• Work instructions: Pull each line containing "随机森林与集成算法" out of the data and copy it.

====

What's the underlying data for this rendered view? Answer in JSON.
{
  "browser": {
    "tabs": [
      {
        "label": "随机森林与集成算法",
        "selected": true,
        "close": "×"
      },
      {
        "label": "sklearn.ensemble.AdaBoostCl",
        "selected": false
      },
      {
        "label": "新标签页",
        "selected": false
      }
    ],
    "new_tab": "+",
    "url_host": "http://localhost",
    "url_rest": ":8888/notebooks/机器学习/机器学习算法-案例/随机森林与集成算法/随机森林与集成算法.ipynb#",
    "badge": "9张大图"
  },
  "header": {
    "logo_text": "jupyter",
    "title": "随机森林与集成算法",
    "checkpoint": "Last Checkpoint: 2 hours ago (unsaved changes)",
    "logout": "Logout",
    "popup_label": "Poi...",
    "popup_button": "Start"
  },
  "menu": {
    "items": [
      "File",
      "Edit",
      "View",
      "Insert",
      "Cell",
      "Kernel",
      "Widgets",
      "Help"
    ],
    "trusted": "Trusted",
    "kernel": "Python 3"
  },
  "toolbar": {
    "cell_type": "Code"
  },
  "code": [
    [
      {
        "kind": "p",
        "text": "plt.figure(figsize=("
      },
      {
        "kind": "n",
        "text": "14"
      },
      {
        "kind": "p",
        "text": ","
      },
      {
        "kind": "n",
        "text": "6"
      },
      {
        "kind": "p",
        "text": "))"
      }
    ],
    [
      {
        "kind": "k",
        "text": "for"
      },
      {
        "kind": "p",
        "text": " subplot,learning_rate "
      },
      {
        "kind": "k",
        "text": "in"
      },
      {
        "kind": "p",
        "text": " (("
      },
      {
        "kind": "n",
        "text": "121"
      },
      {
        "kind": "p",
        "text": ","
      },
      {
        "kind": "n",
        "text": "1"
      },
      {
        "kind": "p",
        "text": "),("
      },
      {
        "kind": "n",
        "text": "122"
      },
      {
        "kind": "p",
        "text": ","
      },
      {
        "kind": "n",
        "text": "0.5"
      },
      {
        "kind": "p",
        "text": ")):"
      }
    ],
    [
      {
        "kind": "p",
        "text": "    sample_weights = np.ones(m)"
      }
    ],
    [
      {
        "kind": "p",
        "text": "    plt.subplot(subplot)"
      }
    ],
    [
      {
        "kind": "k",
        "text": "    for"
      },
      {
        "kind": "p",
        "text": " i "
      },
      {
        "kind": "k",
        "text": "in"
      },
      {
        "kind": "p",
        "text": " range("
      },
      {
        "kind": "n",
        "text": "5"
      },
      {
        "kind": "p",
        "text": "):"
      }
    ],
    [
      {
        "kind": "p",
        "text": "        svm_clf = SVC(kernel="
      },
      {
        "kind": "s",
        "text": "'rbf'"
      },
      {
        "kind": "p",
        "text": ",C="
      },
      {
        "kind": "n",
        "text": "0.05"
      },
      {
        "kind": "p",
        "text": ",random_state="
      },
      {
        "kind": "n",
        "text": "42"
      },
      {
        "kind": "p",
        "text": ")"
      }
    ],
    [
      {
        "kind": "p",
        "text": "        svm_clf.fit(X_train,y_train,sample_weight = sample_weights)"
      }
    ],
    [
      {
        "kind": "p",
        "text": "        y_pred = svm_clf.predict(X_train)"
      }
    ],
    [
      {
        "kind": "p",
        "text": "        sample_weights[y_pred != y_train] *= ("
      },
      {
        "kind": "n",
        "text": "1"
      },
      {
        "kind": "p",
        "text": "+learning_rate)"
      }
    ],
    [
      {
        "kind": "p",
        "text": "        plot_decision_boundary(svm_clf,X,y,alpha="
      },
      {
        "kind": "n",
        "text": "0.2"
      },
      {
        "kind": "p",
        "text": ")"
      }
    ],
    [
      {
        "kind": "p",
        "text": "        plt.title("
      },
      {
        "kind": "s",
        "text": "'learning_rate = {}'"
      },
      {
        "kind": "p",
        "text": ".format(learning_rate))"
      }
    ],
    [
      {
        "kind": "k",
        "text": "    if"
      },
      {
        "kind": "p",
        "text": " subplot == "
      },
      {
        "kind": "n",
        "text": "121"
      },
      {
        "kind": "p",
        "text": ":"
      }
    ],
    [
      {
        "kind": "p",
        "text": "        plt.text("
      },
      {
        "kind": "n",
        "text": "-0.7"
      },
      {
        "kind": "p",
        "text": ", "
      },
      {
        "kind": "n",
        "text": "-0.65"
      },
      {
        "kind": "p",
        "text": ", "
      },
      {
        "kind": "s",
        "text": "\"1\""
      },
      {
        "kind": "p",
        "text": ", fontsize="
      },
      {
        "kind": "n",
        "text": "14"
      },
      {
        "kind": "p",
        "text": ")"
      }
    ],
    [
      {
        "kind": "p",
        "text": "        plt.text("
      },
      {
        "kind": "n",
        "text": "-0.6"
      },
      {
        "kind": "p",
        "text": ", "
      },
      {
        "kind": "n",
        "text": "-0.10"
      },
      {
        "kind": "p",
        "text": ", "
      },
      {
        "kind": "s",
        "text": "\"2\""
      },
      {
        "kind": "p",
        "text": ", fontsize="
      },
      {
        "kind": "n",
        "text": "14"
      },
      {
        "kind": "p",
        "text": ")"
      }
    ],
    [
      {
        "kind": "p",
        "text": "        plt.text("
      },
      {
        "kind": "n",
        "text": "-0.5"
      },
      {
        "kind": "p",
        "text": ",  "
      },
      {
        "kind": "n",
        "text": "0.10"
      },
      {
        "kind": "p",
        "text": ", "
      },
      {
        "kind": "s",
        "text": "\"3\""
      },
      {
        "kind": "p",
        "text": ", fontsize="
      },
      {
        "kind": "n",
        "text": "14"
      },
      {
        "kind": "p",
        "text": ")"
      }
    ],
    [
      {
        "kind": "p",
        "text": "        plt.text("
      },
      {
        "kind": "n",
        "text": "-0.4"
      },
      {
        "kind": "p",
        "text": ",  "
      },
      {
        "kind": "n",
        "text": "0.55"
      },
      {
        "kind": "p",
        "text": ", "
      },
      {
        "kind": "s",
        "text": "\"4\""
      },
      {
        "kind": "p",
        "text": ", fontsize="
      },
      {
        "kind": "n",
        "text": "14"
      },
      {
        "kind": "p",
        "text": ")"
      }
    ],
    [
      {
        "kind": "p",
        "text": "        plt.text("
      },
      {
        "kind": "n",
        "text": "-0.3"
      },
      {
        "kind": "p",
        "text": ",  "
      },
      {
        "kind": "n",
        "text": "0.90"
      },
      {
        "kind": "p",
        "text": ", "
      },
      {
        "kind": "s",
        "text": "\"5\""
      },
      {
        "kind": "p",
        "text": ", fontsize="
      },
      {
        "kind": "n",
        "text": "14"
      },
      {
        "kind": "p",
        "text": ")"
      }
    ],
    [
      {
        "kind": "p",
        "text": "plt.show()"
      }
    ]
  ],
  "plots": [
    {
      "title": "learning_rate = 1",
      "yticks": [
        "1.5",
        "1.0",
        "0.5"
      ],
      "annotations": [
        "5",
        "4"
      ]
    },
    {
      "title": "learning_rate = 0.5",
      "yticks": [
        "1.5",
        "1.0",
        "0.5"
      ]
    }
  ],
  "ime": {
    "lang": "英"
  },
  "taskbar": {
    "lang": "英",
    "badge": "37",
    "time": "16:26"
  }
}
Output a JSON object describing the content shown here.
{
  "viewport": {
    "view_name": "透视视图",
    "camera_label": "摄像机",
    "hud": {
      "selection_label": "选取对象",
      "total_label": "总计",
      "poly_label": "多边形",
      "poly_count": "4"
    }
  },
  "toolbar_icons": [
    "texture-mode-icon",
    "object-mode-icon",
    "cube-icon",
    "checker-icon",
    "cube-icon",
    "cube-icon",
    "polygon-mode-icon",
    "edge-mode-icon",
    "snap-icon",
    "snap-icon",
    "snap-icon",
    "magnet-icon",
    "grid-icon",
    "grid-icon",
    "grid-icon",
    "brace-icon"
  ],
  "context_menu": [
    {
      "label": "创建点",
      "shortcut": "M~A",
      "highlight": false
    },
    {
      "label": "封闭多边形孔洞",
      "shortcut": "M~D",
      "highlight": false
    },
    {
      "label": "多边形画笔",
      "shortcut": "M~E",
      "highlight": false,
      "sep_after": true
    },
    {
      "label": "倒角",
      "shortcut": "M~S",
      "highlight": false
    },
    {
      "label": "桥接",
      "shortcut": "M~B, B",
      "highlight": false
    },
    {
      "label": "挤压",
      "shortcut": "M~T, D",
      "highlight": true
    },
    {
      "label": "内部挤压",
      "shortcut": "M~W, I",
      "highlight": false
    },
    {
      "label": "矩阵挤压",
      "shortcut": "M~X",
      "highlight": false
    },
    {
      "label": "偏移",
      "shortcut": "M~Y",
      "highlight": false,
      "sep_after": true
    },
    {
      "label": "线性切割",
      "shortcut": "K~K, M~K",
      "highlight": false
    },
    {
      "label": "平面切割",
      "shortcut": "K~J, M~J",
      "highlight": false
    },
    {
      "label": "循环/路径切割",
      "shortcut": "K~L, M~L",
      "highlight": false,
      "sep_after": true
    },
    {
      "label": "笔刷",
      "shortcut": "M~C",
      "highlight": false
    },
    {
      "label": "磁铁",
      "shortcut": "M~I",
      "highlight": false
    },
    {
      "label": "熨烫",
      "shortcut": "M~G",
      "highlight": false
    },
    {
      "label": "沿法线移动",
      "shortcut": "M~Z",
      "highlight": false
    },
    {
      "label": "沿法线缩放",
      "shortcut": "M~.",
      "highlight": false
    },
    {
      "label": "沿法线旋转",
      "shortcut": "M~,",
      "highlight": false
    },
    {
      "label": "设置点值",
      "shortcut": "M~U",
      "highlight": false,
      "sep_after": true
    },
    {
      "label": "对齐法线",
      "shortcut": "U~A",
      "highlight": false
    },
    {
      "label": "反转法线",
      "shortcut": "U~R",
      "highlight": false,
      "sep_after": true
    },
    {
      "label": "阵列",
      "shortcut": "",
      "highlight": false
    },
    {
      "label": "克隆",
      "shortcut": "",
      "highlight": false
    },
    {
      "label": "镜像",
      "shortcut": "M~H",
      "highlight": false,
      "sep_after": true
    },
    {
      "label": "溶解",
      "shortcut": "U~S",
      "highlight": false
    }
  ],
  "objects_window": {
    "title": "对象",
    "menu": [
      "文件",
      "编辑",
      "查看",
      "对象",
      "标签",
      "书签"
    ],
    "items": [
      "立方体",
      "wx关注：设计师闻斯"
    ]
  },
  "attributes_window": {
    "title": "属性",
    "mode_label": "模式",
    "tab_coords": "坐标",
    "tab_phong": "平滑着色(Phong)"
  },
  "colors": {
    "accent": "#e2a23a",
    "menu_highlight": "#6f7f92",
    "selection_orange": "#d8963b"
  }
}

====

• Solution:
        "label": "随机森林与集成算法",
    "url_rest": ":8888/notebooks/机器学习/机器学习算法-案例/随机森林与集成算法/随机森林与集成算法.ipynb#",
    "title": "随机森林与集成算法",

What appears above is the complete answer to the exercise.